Friday, July 29, 2016

Syrian Nusra Front splits from al Qaeda and rebrands itself

Mohammed al Golani, the leader of the Nusra Front, now called Jabhat Fath al Sham.  

Al Qaeda's powerful Syrian branch, the Nusra Front, announced on Thursday it was ending its relationship with the global jihadist network founded by Osama bin Laden, to remove a pretext used by world powers to attack Syrians.
The announcement came as Russia and President Bashar al-Assad's government declared a "humanitarian operation" in the besieged rebel-held sector of Aleppo, opening "safe corridors" so people can flee Syria's most important opposition stronghold.
Washington said that appeared to be an attempt to depopulate the city and make fighters surrender. The opposition called it a euphemism for forced displacement.
In the first known video statement ever to show his face, the leader of the Nusra Front, Mohamad al-Golani, announced that the group would re-form under a new name, with "no ties with any foreign party".
The move was being made "to remove the excuse used by the international community -- spearheaded by America and Russia -- to bombard and displace Muslims in the Levant: that they are targeting the Nusra Front which is associated with al Qaeda," he said. The group would now be called Jabhat Fatah al-Sham (Front for the Liberation of al Sham/Syria).
Golani appeared in the video flanked by two other Nusra Front figures, in front of a new white flag for the group. Nusra Front's old flag was black, the color used by ultra-hardline jihadist groups such as al Qaeda and Islamic State.
Earlier on Thursday, bin Laden's successor as Al Qaeda leader, Ayman al-Zawahri, gave the Nusra Front his blessing to break away. In his message, Golani thanked Zawahri for putting the interests of Syrians ahead of organizational concerns.
The move appeared to be an attempt to appeal to Syrians who have long had deep misgivings about Nusra's links with al Qaeda and the presence of foreign jihadists in its ranks. It could alter the strategic alignment on the ground if the renamed Nusra gains acceptance among other rebel groups.

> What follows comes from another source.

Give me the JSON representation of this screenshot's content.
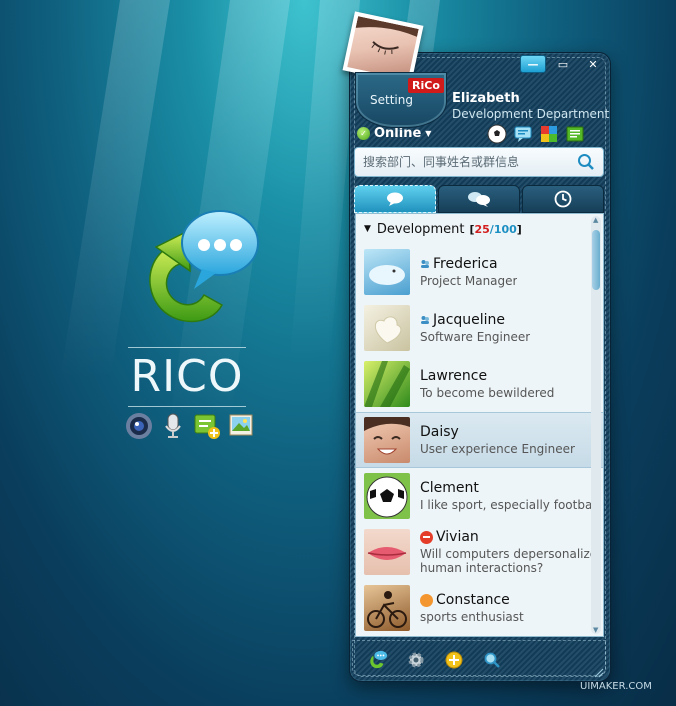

But Assad and his Russian allies are unlikely to accept the rebranding as a reason to halt military operations that have put the Syrian leader in the strongest position on the battlefield for years.
The Nusra Front, one of the most powerful rebel forces in Syria's five-year, multi-sided civil war, was excluded along with Islamic State from a U.S.- and Russian-backed ceasefire this year.
Nusra is listed as a terrorist organization by the United States and the United Nations. Assad's other opponents have long said its presence gave the government and its Russian allies a pretext to abandon the truce and launch advances under the cover of anti-terrorist operations permitted under the ceasefire.
The U.S. State Department said Nusra Front fighters remained a legitimate target for U.S. warplanes for now.

No comments: